### What to do
In the listing that follows, count the lines that include "time", and answer with the total alone.

### Extracted records
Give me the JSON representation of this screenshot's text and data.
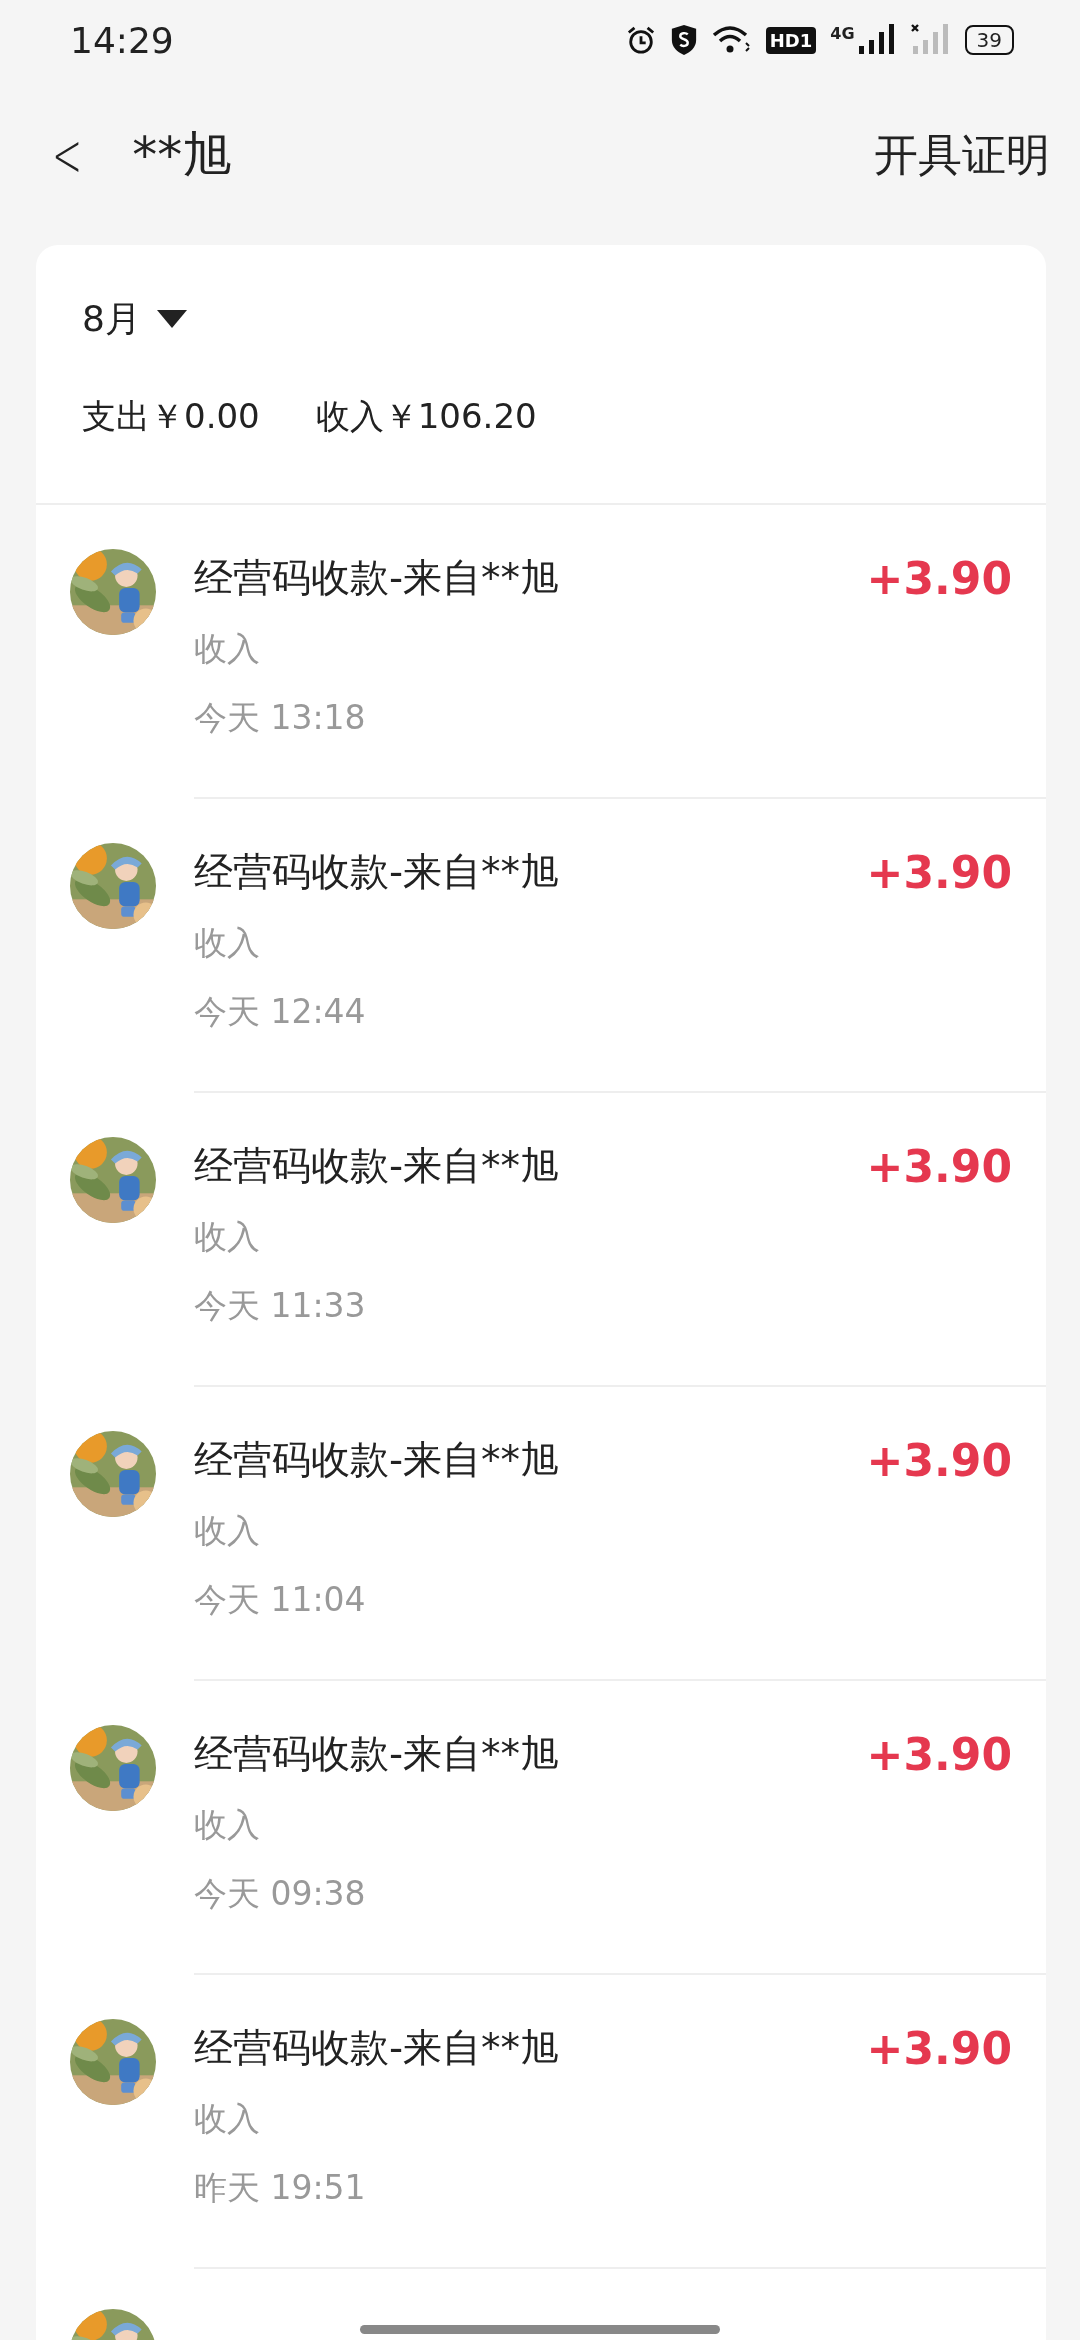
{
  "status_bar": {
    "time": "14:29",
    "hd_badge": "HD1",
    "network": "4G",
    "battery": "39"
  },
  "header": {
    "back": "<",
    "title": "**旭",
    "action": "开具证明"
  },
  "month": {
    "label": "8月"
  },
  "summary": {
    "expense": "支出￥0.00",
    "income": "收入￥106.20"
  },
  "rows": [
    {
      "title": "经营码收款-来自**旭",
      "type": "收入",
      "time": "今天 13:18",
      "amount": "+3.90"
    },
    {
      "title": "经营码收款-来自**旭",
      "type": "收入",
      "time": "今天 12:44",
      "amount": "+3.90"
    },
    {
      "title": "经营码收款-来自**旭",
      "type": "收入",
      "time": "今天 11:33",
      "amount": "+3.90"
    },
    {
      "title": "经营码收款-来自**旭",
      "type": "收入",
      "time": "今天 11:04",
      "amount": "+3.90"
    },
    {
      "title": "经营码收款-来自**旭",
      "type": "收入",
      "time": "今天 09:38",
      "amount": "+3.90"
    },
    {
      "title": "经营码收款-来自**旭",
      "type": "收入",
      "time": "昨天 19:51",
      "amount": "+3.90"
    }
  ]
}
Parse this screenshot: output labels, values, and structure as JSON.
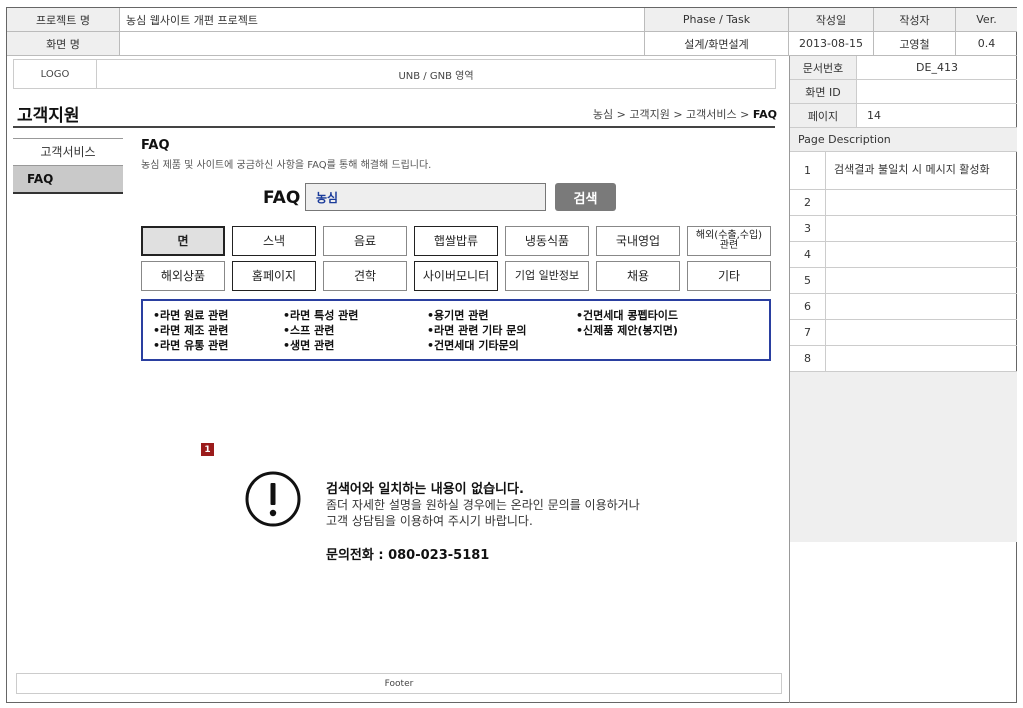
{
  "header": {
    "project_label": "프로젝트 명",
    "project_value": "농심 웹사이트 개편 프로젝트",
    "screen_label": "화면 명",
    "screen_value": "",
    "phase_label": "Phase / Task",
    "phase_value": "설계/화면설계",
    "date_label": "작성일",
    "date_value": "2013-08-15",
    "author_label": "작성자",
    "author_value": "고영철",
    "ver_label": "Ver.",
    "ver_value": "0.4"
  },
  "right_panel": {
    "doc_no_label": "문서번호",
    "doc_no_value": "DE_413",
    "screen_id_label": "화면 ID",
    "screen_id_value": "",
    "page_label": "페이지",
    "page_value": "14",
    "desc_title": "Page Description",
    "rows": [
      {
        "num": "1",
        "text": "검색결과 불일치 시 메시지 활성화"
      },
      {
        "num": "2",
        "text": ""
      },
      {
        "num": "3",
        "text": ""
      },
      {
        "num": "4",
        "text": ""
      },
      {
        "num": "5",
        "text": ""
      },
      {
        "num": "6",
        "text": ""
      },
      {
        "num": "7",
        "text": ""
      },
      {
        "num": "8",
        "text": ""
      }
    ]
  },
  "gnb": {
    "logo": "LOGO",
    "unb": "UNB / GNB 영역"
  },
  "page": {
    "title": "고객지원",
    "breadcrumb_prefix": "농심 > 고객지원 > 고객서비스 > ",
    "breadcrumb_current": "FAQ"
  },
  "lnb": {
    "item1": "고객서비스",
    "item2": "FAQ"
  },
  "faq": {
    "heading": "FAQ",
    "subtitle": "농심 제품 및 사이트에 궁금하신 사항을 FAQ를 통해 해결해 드립니다.",
    "search_label": "FAQ",
    "search_value": "농심",
    "search_button": "검색"
  },
  "categories": {
    "r1": [
      "면",
      "스낵",
      "음료",
      "햅쌀밥류",
      "냉동식품",
      "국내영업",
      "해외(수출,수입)\n관련"
    ],
    "r2": [
      "해외상품",
      "홈페이지",
      "견학",
      "사이버모니터",
      "기업 일반정보",
      "채용",
      "기타"
    ]
  },
  "topics": {
    "c1": [
      "•라면 원료 관련",
      "•라면 제조 관련",
      "•라면 유통 관련"
    ],
    "c2": [
      "•라면 특성 관련",
      "•스프 관련",
      "•생면 관련"
    ],
    "c3": [
      "•용기면 관련",
      "•라면 관련 기타 문의",
      "•건면세대 기타문의"
    ],
    "c4": [
      "•건면세대 콩펩타이드",
      "•신제품 제안(봉지면)"
    ]
  },
  "message": {
    "badge": "1",
    "title": "검색어와 일치하는 내용이 없습니다.",
    "line1": "좀더 자세한 설명을 원하실 경우에는 온라인 문의를 이용하거나",
    "line2": "고객 상담팀을 이용하여 주시기 바랍니다.",
    "phone": "문의전화 : 080-023-5181"
  },
  "footer": "Footer",
  "colors": {
    "accent_border": "#2a3fa0",
    "search_text": "#1a3b9a",
    "badge": "#9b1b1b",
    "selected_lnb": "#c9c9c9"
  }
}
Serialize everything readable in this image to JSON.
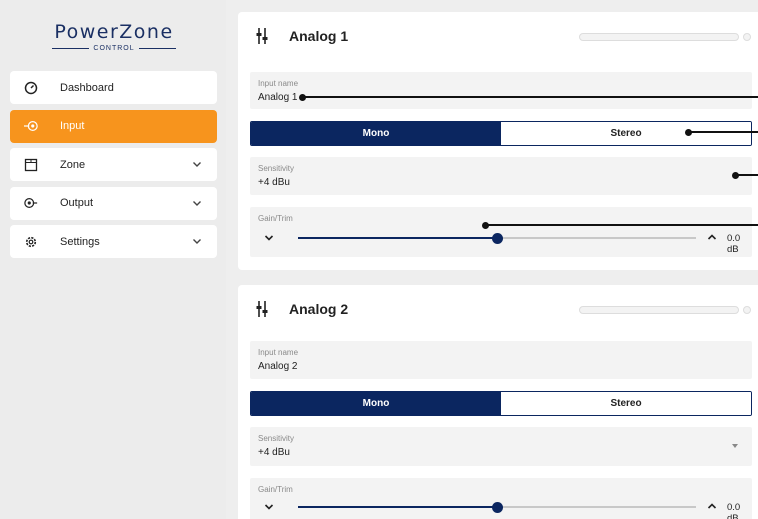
{
  "logo": {
    "name": "PowerZone",
    "sub": "CONTROL"
  },
  "sidebar": {
    "items": [
      {
        "label": "Dashboard",
        "icon": "dashboard-gauge-icon"
      },
      {
        "label": "Input",
        "icon": "input-icon"
      },
      {
        "label": "Zone",
        "icon": "zone-icon"
      },
      {
        "label": "Output",
        "icon": "output-icon"
      },
      {
        "label": "Settings",
        "icon": "settings-gear-icon"
      }
    ]
  },
  "channels": [
    {
      "title": "Analog 1",
      "input_name_label": "Input name",
      "input_name_value": "Analog 1",
      "mode_options": [
        "Mono",
        "Stereo"
      ],
      "selected_mode": "Mono",
      "sensitivity_label": "Sensitivity",
      "sensitivity_value": "+4 dBu",
      "gain_label": "Gain/Trim",
      "gain_value": "0.0 dB",
      "gain_position": 0.5
    },
    {
      "title": "Analog 2",
      "input_name_label": "Input name",
      "input_name_value": "Analog 2",
      "mode_options": [
        "Mono",
        "Stereo"
      ],
      "selected_mode": "Mono",
      "sensitivity_label": "Sensitivity",
      "sensitivity_value": "+4 dBu",
      "gain_label": "Gain/Trim",
      "gain_value": "0.0 dB",
      "gain_position": 0.5
    }
  ],
  "colors": {
    "accent": "#f7941d",
    "primary": "#0b2660",
    "background": "#eeeeee"
  }
}
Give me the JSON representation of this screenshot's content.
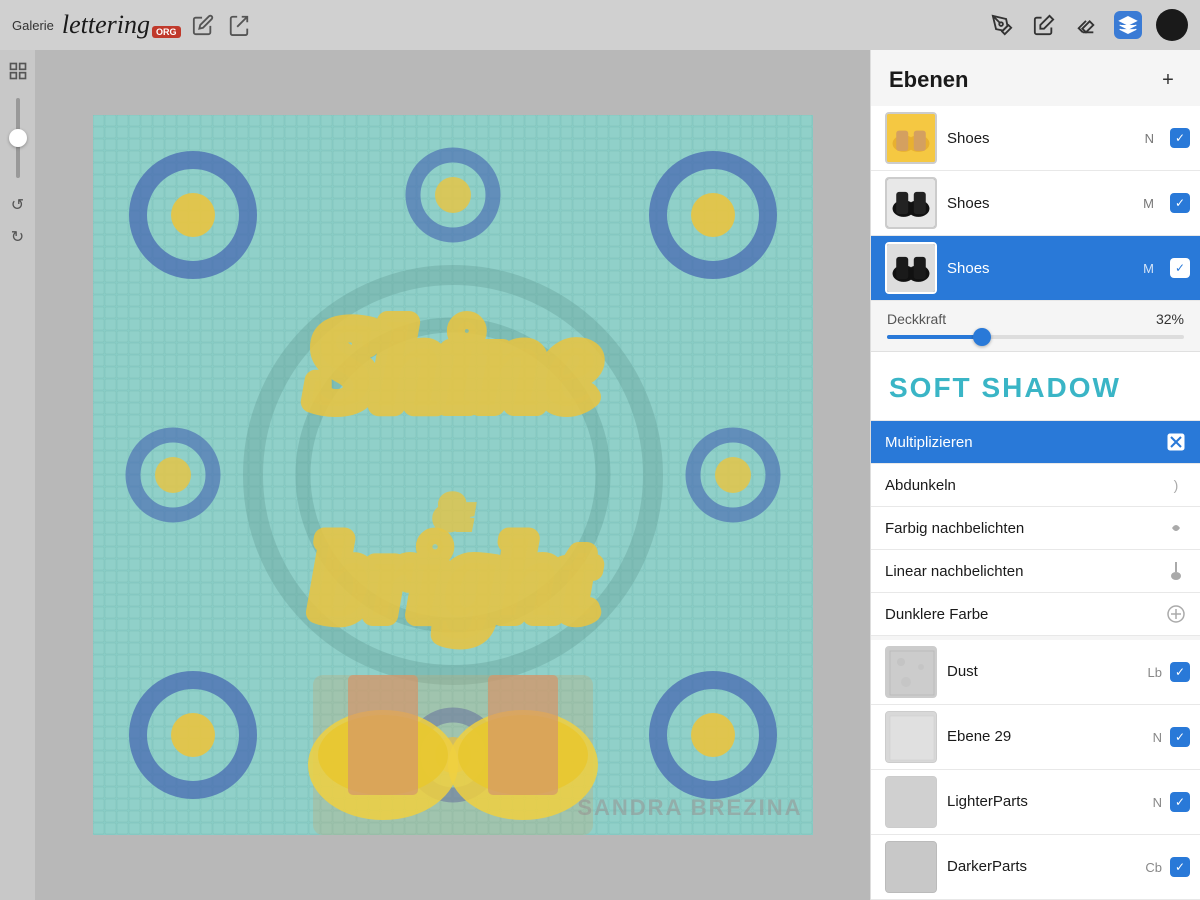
{
  "toolbar": {
    "gallery_label": "Galerie",
    "app_name": "lettering",
    "org_badge": "ORG",
    "add_icon": "✦",
    "icons": [
      "pencil",
      "pen",
      "eraser",
      "layers",
      "color"
    ]
  },
  "layers_panel": {
    "title": "Ebenen",
    "add_button": "+",
    "layers": [
      {
        "name": "Shoes",
        "mode": "N",
        "checked": true,
        "active": false,
        "thumb_type": "yellow"
      },
      {
        "name": "Shoes",
        "mode": "M",
        "checked": true,
        "active": false,
        "thumb_type": "dark"
      },
      {
        "name": "Shoes",
        "mode": "M",
        "checked": true,
        "active": true,
        "thumb_type": "selected"
      }
    ],
    "opacity": {
      "label": "Deckkraft",
      "value": "32%",
      "percent": 32
    },
    "soft_shadow_title": "SOFT SHADOW",
    "blend_modes": [
      {
        "name": "Multiplizieren",
        "active": true,
        "icon": "☑"
      },
      {
        "name": "Abdunkeln",
        "active": false,
        "icon": ")"
      },
      {
        "name": "Farbig nachbelichten",
        "active": false,
        "icon": "🌿"
      },
      {
        "name": "Linear nachbelichten",
        "active": false,
        "icon": "💧"
      },
      {
        "name": "Dunklere Farbe",
        "active": false,
        "icon": "+"
      }
    ],
    "lower_layers": [
      {
        "name": "Dust",
        "mode": "Lb",
        "checked": true,
        "thumb_type": "dust"
      },
      {
        "name": "Ebene 29",
        "mode": "N",
        "checked": true,
        "thumb_type": "ebene29"
      },
      {
        "name": "LighterParts",
        "mode": "N",
        "checked": true,
        "thumb_type": "lighterparts"
      },
      {
        "name": "DarkerParts",
        "mode": "Cb",
        "checked": true,
        "thumb_type": "darkerparts"
      }
    ]
  },
  "canvas": {
    "watermark": "Sandra Brezina"
  },
  "colors": {
    "accent": "#2979d8",
    "teal": "#3ab5c6",
    "active_bg": "#2979d8"
  }
}
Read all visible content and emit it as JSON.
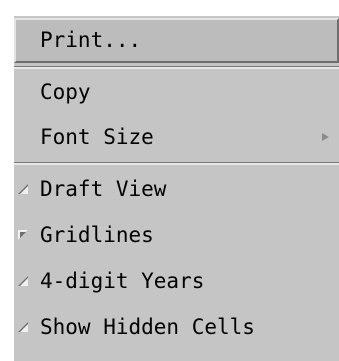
{
  "menu": {
    "items": [
      {
        "label": "Print...",
        "state": "highlighted"
      },
      {
        "label": "Copy"
      },
      {
        "label": "Font Size",
        "has_submenu": true
      },
      {
        "label": "Draft View",
        "checked": false
      },
      {
        "label": "Gridlines",
        "checked": true
      },
      {
        "label": "4-digit Years",
        "checked": false
      },
      {
        "label": "Show Hidden Cells",
        "checked": false
      }
    ]
  },
  "colors": {
    "menu_background": "#c5c5c5",
    "text": "#000000",
    "bevel_light": "#e4e4e4",
    "bevel_dark": "#6e6e6e"
  }
}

### Result for this exercise
7